Aspirin a day fights cancer
A daily low dose of aspirin can safeguard against the chances of suffering or dying from bowel cancer, research has shown.
Scientists who analysed 14,000 patients found that taking the painkiller over several years reduced the chances of developing cancer by a quarter. It also cut the number of deaths from the disease by more than a third.
The effective doses of the drug were relatively low, ranging from 75 to 300mg.
Previous research had suggested regular high doses of more than 500mg of aspirin can reduce bowel cancer rates.
But over-exposure to aspirin can lead to potentially dangerous side effects, such as internal bleeding and stomach ulcers.
The new study was the first to assess whether taking aspirin in lower doses had an impact on bowel cancer. Researchers gathered data from four randomised aspirin trials.
On average, patients were men and women in their 60s who took the pill for six years.
Over a period of around 20 years, 391 of the trial participants, or 2.8pc, developed bowel cancer.
Aspirin was shown to reduce the risk of the disease by 24pc and cut death rates by 35pc.

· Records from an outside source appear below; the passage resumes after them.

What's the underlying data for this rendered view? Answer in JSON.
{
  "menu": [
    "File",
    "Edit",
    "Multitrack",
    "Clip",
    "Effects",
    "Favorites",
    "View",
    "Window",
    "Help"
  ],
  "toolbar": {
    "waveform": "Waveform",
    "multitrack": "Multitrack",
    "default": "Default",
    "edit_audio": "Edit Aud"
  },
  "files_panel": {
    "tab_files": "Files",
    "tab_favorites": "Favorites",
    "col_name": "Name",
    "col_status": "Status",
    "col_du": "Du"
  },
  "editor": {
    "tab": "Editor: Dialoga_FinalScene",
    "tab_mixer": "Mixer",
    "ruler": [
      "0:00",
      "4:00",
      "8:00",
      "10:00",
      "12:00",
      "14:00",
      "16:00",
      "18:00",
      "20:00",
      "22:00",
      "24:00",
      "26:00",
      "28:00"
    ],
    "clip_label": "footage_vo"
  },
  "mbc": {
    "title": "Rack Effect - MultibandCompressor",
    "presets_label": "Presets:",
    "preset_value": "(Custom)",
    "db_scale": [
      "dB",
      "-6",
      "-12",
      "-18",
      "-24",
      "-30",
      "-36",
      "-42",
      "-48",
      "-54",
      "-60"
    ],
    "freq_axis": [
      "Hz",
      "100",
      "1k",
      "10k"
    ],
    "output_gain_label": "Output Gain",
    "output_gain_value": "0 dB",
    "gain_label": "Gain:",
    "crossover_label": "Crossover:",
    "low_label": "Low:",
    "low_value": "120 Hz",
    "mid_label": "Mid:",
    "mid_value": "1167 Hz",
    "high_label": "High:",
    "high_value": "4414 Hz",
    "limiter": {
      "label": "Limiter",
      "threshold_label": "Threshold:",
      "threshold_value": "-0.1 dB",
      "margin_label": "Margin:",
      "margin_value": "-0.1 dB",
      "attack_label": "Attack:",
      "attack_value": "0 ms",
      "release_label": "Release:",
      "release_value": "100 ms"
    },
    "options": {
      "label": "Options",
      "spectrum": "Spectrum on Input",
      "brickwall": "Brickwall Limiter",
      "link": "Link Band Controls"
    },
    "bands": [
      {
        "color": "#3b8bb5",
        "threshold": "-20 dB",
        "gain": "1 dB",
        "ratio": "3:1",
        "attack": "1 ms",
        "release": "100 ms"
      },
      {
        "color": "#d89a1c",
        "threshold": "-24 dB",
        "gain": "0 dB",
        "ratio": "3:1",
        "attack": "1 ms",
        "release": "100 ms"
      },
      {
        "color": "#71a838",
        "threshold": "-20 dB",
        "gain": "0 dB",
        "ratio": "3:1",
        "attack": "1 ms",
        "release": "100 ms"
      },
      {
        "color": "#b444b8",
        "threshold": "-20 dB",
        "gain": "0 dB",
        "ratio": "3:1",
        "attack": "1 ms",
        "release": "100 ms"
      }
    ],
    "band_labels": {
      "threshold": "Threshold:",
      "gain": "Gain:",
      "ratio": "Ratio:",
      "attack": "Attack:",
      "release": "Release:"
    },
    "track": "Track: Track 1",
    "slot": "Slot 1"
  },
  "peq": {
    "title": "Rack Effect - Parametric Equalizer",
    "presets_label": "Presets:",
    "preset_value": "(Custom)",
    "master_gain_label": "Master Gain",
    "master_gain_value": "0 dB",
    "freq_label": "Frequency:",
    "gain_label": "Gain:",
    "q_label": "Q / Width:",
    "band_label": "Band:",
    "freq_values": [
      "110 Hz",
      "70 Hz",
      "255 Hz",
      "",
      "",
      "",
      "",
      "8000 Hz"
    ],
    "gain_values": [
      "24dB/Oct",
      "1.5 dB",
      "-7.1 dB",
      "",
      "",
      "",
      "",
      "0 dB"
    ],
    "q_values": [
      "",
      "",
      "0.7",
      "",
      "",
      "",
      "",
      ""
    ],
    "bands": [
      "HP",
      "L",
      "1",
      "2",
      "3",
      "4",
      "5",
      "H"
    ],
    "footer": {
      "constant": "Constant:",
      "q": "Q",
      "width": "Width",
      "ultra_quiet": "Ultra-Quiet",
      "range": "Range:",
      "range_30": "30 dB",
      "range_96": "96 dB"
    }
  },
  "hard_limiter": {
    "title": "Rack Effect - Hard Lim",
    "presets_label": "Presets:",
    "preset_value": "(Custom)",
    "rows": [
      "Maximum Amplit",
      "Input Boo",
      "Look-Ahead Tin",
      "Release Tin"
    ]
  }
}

The results were published today in The Lancet medical journal.